■ WORK ORDER ■
Find the word "abdug" in the data. Return every line where it appears.

START PROVIDED ENTRIES

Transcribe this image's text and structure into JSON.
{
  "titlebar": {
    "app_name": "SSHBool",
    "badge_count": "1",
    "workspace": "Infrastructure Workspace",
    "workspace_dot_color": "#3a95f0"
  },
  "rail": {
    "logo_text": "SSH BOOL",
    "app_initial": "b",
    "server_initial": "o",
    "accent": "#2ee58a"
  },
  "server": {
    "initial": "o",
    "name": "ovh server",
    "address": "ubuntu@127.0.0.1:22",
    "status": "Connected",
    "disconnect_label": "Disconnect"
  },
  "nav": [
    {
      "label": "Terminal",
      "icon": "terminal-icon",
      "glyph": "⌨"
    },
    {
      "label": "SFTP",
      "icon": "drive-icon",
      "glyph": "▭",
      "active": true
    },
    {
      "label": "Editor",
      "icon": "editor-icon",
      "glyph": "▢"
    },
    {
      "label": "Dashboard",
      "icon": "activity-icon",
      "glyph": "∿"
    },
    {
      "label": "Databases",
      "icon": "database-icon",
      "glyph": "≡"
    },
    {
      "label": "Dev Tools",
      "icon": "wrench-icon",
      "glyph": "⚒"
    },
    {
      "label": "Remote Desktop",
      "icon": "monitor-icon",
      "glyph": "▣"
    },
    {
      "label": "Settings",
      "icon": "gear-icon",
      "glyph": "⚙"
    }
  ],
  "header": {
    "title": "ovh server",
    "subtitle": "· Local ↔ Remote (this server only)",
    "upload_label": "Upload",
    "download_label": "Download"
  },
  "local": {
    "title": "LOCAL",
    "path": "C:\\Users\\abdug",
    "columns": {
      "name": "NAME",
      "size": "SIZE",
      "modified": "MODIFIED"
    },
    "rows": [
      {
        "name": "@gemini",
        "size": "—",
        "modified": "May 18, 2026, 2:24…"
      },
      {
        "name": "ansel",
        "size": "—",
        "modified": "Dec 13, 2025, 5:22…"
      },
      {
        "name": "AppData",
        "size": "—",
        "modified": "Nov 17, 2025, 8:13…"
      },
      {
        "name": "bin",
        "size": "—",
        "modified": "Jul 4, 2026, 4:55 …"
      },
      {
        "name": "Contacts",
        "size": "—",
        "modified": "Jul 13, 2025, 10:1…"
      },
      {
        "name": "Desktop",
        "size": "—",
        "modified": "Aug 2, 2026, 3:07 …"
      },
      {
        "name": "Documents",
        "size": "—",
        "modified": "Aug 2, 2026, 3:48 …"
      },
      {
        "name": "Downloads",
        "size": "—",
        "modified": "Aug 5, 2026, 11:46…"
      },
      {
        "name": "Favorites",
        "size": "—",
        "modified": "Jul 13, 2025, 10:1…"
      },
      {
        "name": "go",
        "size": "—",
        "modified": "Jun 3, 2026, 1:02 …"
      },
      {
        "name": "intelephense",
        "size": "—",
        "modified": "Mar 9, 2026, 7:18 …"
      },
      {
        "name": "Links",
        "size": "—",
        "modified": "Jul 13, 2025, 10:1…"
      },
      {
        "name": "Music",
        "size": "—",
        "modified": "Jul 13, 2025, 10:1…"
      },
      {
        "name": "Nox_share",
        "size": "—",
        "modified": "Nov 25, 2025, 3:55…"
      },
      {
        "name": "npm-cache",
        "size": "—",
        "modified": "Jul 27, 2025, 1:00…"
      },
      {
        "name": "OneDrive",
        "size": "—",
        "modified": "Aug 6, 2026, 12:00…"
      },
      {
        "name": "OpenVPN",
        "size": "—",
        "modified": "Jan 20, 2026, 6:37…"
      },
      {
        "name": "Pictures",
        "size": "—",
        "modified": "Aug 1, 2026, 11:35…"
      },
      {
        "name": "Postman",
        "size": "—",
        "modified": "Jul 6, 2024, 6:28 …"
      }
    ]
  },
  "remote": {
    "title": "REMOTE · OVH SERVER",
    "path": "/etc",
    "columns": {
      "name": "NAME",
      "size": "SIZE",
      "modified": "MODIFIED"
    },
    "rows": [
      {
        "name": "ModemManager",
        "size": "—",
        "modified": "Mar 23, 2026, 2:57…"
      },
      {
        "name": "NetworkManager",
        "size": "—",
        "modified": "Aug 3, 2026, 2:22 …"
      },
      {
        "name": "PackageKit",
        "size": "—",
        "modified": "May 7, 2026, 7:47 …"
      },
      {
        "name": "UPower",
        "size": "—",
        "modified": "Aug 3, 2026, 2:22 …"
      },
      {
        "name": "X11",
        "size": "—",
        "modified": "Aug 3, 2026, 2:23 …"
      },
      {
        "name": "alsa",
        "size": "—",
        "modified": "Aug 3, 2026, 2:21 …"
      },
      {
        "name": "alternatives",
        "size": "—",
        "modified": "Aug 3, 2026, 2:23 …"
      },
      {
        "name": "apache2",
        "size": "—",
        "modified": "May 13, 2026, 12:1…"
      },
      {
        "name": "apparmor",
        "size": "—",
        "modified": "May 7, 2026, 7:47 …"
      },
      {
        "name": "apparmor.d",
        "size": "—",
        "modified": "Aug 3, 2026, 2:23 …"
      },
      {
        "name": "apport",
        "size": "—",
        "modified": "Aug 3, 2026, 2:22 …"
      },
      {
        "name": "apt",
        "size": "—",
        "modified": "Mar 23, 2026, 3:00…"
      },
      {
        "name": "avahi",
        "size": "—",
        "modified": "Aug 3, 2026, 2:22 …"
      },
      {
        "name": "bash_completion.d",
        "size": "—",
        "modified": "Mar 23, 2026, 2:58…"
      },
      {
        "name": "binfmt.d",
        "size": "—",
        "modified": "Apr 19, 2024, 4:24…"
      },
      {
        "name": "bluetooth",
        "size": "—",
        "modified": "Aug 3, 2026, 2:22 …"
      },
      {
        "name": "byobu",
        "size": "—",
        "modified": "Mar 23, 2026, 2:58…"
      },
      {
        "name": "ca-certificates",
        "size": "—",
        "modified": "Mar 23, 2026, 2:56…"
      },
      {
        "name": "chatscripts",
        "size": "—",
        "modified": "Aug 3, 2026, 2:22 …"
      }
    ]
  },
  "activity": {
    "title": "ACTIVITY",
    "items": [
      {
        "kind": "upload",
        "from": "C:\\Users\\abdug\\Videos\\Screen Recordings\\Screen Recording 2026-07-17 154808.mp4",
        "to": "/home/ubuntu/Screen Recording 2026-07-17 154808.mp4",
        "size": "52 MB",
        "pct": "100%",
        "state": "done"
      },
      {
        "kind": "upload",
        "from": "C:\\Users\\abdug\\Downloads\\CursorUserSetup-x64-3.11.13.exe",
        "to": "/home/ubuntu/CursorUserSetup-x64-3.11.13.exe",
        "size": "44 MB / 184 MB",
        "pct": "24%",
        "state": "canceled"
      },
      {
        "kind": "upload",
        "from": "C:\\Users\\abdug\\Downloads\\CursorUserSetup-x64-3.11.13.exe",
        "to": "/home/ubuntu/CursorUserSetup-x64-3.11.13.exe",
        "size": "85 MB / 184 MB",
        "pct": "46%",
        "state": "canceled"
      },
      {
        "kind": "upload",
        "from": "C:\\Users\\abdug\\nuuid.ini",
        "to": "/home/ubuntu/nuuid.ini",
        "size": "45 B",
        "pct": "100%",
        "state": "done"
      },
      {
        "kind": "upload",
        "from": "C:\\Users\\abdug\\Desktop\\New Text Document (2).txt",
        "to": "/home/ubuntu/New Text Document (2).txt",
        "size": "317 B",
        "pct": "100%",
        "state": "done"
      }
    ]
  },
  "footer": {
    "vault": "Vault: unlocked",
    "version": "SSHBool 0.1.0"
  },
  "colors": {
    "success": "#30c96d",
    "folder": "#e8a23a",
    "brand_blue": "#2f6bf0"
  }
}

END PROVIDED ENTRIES

■ ANSWER BELOW ■
    "path": "C:\\Users\\abdug",
        "from": "C:\\Users\\abdug\\Videos\\Screen Recordings\\Screen Recording 2026-07-17 154808.mp4",
        "from": "C:\\Users\\abdug\\Downloads\\CursorUserSetup-x64-3.11.13.exe",
        "from": "C:\\Users\\abdug\\Downloads\\CursorUserSetup-x64-3.11.13.exe",
        "from": "C:\\Users\\abdug\\nuuid.ini",
        "from": "C:\\Users\\abdug\\Desktop\\New Text Document (2).txt",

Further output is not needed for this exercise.